An employee may be exposed to work-related noise eight hours a day, 40 hours a week, for a 40-year career. Hearing loss caused by prolonged exposure to hazardous noise occurs gradually, over time, and a worker may not detect it until it is too late.
Although we cannot go back in time and undo the damage, we can take action that makes a difference right now. Hearing loss that is caused by prolonged exposure to hazardous noise (noise-induced hearing loss, or NIHL) is 100 percent preventable.
Dangerous levelsEven a small amount of hearing damage can have a dramatic effect on a person's ability to discern sounds. Recognizing dangerous levels of noise is the first step towards hearing safety. But what are considered dangerous levels of noise?
According to the World Health Organization, the prolonged exposure to noise of 85 decibels for eight consecutive hours or more can lead to a hearing loss. Additionally, being exposed to a louder noise but for a shorter period of time can also be damaging. Many operations such as grinding, stamping and other tasks that require heavy machinery are all above the permissible exposure level.
Certain types of sound that are the same decibel level may have different effects on our hearing. For example, a grinder and stamping machine have similar decibel levels. But the grinder is a greater hazard to hearing because of an aspect of sound known as frequency.

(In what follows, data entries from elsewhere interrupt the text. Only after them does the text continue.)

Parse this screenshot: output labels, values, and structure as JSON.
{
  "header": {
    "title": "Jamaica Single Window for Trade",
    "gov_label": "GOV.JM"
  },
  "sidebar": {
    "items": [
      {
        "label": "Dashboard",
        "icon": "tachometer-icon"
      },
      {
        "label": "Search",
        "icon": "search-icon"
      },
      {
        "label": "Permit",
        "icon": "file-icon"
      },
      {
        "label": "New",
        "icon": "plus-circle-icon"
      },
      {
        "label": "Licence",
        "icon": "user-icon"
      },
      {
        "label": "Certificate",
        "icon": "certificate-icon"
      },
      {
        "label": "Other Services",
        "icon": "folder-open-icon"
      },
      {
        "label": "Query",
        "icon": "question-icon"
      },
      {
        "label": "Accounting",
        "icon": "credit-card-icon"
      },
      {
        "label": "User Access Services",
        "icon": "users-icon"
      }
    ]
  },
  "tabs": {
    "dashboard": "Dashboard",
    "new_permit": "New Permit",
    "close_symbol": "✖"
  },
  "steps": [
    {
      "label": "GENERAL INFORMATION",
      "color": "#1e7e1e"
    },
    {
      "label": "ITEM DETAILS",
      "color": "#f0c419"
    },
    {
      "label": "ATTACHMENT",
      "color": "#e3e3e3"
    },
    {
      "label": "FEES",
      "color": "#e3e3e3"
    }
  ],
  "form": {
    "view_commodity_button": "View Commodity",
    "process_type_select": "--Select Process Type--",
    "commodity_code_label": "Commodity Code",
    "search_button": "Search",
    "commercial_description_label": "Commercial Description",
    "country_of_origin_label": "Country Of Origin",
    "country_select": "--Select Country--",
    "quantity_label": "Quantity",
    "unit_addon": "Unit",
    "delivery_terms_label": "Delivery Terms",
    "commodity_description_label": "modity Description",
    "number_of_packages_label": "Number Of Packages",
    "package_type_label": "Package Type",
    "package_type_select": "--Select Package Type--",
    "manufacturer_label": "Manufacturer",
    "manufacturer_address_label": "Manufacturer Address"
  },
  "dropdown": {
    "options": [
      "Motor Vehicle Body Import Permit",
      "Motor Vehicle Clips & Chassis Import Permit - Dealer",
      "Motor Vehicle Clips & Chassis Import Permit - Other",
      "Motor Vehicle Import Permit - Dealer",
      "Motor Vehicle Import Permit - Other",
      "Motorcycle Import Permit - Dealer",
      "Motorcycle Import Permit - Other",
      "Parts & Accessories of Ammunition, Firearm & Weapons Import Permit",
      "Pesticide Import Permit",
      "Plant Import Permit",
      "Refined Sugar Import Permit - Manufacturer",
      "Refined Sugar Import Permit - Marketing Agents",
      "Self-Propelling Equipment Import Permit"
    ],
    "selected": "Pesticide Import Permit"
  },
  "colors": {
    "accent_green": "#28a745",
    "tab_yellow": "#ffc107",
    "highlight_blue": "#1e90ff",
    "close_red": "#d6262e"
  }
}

Higher frequency sounds are of the most concern because they cause the most damage to the nerve endings inside the cochlea.
Program in placeOSHA regulation 1910.95 is considered the general standard for hearing conservation and protection in the United States. The standard requires workplaces to have a hearing conservation program in place, including personal protective equipment (PPE) designed for hearing protection. Elements of a program include:
Audiometric evaluation - Workers, as part of their job, may be required to have an audiometric evaluation. The purpose of this test is to check responses to tones of various frequencies in both ears. A worker's initial audiometric test is called the baseline. Future tests, when compared to the baseline, will determine if hearing loss is occurring or being prevented. If a shift of an average of 10 decibels or more occurs in an individual's hearing at 2,000, 3,000, or 4,000 Hertz, further testing may be required to determine if the results are temporary or permanent.
Engineering Controls - The first line of defense in a hearing conservation program, engineering controls reduce the noise levels of machinery in a number of ways. Mufflers on heavy machinery, moving noisy machinery to an area of the plant away from employees, equipment enclosures, or the use of sound-absorbing material can all reduce the effects of high levels of noise. If engineering controls are not feasible or applicable, the use of personal hearing protection such as earplugs or earmuffs is required to reduce noise levels.
PPE - As a rule of thumb, a work environment where you have to raise your voice to be heard by someone less than two feet away requires the use of hearing protection. Hearing protection comes primarily in two forms: earplugs and earmuffs.
Earplugs are typically made of foam or premolded plastic. They work by forming a seal inside the ear canal to prevent high levels of noise from reaching the cochlea. All earplugs are given a noise reduction rating (NRR) by the manufacturer. Make sure the plugs you use effectively reduce the decibels to the permissible exposure level.
Unlike plugs, earmuffs cover the entire ear. Because the seal of the earmuff is around the outside of the ear, anything that comes between the ear and the muff can reduce its effectiveness. Safety glasses, long hair and certain hats can all cause an improper seal.
When using personal hearing protection, workers should understand that there will be a period of adjustment. Often your own voice seems amplified when using plugs or muffs. While this may seem annoying at first, remember that earplugs are much easier to get used to than hearing aids.
Lasting benefitsWhen a proper hearing conservation program is followed, studies indicate that employees generally feel better, have more energy and a more positive attitude. We can't turn back the clock when it comes to our ability to hear. But we can protect our hearing now through the choices we make. Protect your hearing - the benefits will last a lifetime.
SIDEBAR: How the ear hearsTo fully understand the effect excessive noise can have on our hearing, it is important to first know how the ear works.
When a sound is generated, vibrations or sound waves are sent speeding through the air. These sound waves are then funneled into the auditory canal where they reach the eardrum. The waves cause the eardrum to vibrate, which in turn moves three tiny bones known as the hammer, anvil and stirrup. The stirrup passes the vibrations into a coiled tube called the cochlea. The fluid-filled cochlea contains thousands of hair-like nerve endings. When the fluid in the cochlea vibrates, the nerve endings change the vibrations into messages sent to the brain.
When unprotected ears are exposed to hazardous levels of noise, the nerve endings inside the cochlea become temporarily damaged, which may result in a condition known as tinnitus. Tinnitus is an annoying condition with symptoms ranging from a constant whistling or ringing inside your ears to temporary hearing loss. The condition can be severe and debilitating; even sleep can become difficult.
The extent of hearing loss damage depends on the intensity and duration of the noise. If hazardous exposure continues, eventually the nerve endings will not be able to recover. This type of impairment to the inner ear is known as sensory neural hearing loss, and is permanent.